35 years ago, on May 28 1983, the 27-year-old Stefan Bellof absolutely shattered the track record at Nurburgring with a time of 6:11:13. That record remained unbroken for 35 years, until 29 February 2018 when another LMP1 Porsche broke it.
Like any other motorsport great, Bellof started his racing career with karting. His first taste of victory came at the International Karting Championship; after multiple failures, he became German Karting Champion in 1980.
Bellof then moved to Formula Ford, winning it in 1980. After an average Formula 3 season, Bellof stepped into Formula 2 as a test driver for Maurer motorsports.
In 1982, Bellof qualified 9th on the grid and won a sensational race over Satoru Nakajima by a margin of 21 seconds. But he ran out of luck after winning his home race at Hockenheim, finishing the season 4th with 33 points.
Bellof was making a strong impact in the motorsport world, especially with his incredible speed and maneuvering capabilities. In 1983 he joined Rothmans Porsche Team and entered the record books with a time of 6:11:13 around Nordschleife, which stood unbroken for 35 years. He also won the World Endurance in 1984 for Rothmans Porsche.
Recognizing his talent, McLaren gave Bellof his first F1 test at Silverstone, where he tested the car along with Martin Brundle and Ayrton Senna. Bellof then drove for Tyrell Racing Organisation in 1984. That season didn't start well for the German, but at the Monaco GP held amidst heavy rain - one of the most contentious races in Formula One history - Bellof managed to finish third despite qualifying 20th and was the only non-turbo car to qualify.
After the Monaco GP, Tyrell was disqualified from the championship because of an infringement issue which led to the team being stripped of the championship points.

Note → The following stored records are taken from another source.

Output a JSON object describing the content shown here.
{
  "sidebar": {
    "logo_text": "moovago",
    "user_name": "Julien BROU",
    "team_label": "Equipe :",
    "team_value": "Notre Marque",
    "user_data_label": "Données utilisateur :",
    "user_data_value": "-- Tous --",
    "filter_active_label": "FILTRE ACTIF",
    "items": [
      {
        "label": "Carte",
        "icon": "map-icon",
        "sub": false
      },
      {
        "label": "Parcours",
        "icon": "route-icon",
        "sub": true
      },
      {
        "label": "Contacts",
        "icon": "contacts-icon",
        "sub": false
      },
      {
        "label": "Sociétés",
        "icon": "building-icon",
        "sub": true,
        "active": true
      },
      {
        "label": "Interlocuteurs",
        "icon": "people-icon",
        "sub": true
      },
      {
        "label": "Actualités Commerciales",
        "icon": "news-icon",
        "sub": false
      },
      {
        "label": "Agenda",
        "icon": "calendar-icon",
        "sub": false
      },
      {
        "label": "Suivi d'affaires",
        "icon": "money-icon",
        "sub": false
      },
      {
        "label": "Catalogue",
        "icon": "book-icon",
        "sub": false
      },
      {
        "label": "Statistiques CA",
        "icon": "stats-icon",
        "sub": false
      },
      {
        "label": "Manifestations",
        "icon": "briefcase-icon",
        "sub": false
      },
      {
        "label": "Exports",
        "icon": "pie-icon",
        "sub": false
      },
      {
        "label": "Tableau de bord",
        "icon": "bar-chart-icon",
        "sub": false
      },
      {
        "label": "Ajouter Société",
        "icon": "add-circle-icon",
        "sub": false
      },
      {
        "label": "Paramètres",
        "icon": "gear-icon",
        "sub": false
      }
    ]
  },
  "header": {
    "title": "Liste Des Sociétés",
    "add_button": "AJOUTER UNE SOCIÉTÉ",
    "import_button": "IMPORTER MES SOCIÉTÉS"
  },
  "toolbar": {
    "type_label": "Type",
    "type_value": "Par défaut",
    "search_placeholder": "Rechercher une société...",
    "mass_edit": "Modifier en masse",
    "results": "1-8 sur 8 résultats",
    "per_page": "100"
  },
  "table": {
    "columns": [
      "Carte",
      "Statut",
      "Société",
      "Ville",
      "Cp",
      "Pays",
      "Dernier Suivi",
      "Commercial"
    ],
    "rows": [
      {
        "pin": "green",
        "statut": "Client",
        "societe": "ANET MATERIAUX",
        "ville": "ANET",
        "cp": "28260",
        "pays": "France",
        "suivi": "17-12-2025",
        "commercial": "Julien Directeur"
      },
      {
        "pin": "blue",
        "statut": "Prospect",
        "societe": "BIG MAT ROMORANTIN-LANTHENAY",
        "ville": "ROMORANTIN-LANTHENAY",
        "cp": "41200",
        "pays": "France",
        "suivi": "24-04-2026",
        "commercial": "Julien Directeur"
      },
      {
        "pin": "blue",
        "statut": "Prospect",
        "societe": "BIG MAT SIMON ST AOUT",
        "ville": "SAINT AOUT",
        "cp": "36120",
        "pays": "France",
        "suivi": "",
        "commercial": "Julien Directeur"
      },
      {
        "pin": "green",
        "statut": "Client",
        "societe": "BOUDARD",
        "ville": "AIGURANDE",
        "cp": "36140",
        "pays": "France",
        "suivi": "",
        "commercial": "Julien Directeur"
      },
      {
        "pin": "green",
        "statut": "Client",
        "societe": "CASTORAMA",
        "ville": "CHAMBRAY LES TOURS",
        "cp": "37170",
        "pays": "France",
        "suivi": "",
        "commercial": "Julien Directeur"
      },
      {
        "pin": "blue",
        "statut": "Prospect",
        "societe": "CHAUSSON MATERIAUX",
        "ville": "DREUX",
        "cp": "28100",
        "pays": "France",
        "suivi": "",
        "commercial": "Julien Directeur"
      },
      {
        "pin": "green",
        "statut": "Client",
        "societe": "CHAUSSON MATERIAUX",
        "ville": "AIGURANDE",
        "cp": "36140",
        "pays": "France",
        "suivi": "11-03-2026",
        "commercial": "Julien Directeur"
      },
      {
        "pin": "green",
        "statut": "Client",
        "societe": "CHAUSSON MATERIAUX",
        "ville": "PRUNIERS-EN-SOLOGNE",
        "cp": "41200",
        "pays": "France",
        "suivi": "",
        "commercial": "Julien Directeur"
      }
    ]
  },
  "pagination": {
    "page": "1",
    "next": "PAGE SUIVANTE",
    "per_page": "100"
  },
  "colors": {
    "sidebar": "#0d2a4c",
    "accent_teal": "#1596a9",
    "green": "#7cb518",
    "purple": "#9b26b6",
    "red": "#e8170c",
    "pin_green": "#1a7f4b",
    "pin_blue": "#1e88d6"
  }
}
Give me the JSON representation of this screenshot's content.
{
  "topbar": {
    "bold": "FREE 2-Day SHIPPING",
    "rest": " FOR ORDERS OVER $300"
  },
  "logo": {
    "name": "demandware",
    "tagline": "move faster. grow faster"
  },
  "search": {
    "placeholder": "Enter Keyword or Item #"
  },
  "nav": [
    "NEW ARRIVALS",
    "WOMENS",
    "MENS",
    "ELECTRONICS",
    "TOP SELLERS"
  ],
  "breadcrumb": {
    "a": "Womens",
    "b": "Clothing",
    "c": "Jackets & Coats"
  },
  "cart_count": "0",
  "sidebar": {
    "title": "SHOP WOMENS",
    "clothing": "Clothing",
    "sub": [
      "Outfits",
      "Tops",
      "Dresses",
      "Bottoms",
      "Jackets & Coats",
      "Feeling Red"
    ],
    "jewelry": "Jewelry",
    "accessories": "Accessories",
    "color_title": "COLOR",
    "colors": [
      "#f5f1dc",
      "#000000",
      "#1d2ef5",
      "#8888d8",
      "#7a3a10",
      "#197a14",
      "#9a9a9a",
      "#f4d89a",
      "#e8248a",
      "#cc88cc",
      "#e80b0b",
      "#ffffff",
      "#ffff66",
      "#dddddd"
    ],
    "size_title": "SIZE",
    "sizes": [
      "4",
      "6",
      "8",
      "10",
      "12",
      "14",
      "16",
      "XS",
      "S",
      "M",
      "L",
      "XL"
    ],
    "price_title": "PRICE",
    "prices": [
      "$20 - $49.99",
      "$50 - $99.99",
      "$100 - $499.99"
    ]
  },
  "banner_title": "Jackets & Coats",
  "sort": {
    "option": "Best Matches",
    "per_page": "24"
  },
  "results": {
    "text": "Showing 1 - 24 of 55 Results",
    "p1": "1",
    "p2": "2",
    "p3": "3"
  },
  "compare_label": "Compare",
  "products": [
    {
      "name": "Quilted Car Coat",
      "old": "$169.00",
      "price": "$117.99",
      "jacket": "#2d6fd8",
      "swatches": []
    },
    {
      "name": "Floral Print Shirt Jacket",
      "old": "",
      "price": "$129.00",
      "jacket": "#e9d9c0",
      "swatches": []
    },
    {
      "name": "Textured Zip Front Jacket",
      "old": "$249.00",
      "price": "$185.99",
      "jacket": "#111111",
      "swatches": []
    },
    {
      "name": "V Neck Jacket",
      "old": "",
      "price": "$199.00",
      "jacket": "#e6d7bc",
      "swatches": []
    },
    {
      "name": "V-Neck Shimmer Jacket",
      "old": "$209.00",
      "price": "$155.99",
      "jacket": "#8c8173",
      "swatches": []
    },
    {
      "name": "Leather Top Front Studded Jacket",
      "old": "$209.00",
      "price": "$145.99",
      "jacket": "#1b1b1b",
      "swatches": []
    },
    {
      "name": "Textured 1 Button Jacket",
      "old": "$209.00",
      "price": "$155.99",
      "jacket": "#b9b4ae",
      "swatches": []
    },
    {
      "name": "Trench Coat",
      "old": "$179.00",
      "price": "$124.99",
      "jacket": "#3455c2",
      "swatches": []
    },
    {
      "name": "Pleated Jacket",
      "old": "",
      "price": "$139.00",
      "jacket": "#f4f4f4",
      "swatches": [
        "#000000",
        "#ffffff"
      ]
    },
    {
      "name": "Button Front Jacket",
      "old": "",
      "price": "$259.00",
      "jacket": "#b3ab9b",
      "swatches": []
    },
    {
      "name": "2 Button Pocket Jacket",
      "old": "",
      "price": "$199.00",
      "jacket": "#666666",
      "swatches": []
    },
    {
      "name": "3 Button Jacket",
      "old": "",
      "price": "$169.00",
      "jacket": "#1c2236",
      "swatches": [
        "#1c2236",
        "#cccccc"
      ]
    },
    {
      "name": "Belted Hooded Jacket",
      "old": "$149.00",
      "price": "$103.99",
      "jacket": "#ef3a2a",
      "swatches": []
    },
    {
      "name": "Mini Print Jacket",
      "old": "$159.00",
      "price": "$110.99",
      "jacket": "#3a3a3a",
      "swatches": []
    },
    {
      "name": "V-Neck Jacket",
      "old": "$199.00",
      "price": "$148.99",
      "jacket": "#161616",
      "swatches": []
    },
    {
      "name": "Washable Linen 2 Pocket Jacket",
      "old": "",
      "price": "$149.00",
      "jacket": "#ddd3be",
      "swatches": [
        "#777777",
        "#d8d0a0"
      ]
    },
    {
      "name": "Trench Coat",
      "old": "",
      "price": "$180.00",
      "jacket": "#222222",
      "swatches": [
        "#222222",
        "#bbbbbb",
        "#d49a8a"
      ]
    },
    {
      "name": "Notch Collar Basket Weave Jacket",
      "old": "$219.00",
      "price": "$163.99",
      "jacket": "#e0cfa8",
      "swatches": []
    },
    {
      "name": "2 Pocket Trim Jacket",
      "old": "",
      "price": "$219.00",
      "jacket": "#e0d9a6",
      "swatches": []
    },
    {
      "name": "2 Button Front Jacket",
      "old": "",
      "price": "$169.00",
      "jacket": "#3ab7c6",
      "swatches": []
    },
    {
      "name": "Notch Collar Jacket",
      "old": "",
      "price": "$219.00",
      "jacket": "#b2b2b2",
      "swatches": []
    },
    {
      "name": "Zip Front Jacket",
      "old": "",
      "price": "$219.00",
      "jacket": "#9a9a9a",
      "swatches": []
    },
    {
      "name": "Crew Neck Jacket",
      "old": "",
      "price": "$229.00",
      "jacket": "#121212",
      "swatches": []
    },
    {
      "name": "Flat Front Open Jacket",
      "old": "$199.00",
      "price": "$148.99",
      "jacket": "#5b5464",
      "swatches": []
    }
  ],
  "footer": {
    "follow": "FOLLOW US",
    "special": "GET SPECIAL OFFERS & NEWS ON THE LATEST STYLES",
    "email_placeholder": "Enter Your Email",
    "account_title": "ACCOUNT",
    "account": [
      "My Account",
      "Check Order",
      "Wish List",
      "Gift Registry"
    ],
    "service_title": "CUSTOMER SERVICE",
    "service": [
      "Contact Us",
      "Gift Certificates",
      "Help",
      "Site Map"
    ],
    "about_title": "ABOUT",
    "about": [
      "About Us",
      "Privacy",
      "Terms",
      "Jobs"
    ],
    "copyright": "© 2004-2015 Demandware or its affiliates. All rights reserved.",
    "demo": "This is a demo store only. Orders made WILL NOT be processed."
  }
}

Bellof started making his mark in 1985 and was believed to have the potential of becoming world champion owing to his excellent car control, speed and his fearless attitude. But he never got the chance to do that.
The motorsport world lost one of its brightest jewels in a tragic accident at Spa 1985 while Bellof was overtaking Jacky Ickx at Eau Rouge.
Bellof had reportedly signed a Ferrari deal for the 1986 season and it was believed that he would soon become the first German world champion.
Martin Brundle, a teammate of Bellof, called him "the fastest driver since Gilles Villeneuve". Bellof was an inspiration for many aspiring German drivers, including Michael Schumacher, the first German world champion in Formula 1.
The 4-time world champion Sebastian Vettel said, "Every German race driver knows who Stefan Bellof was. Back then there was a race each year at his [Bellof's] home kart track, in Oppenrod, which was dedicated to him; it was a great honor to take part, and especially to win it."
The famous motorsport magazine Autosport classified Bellof as the 35th greatest Formula One driver. Following Bellof's death, teams got strict with allowing their drivers to race in other championship events. Safety rules were amended and revised.
All of that shows just how hurt the motorsport fraternity was when it lost an upcoming superstar.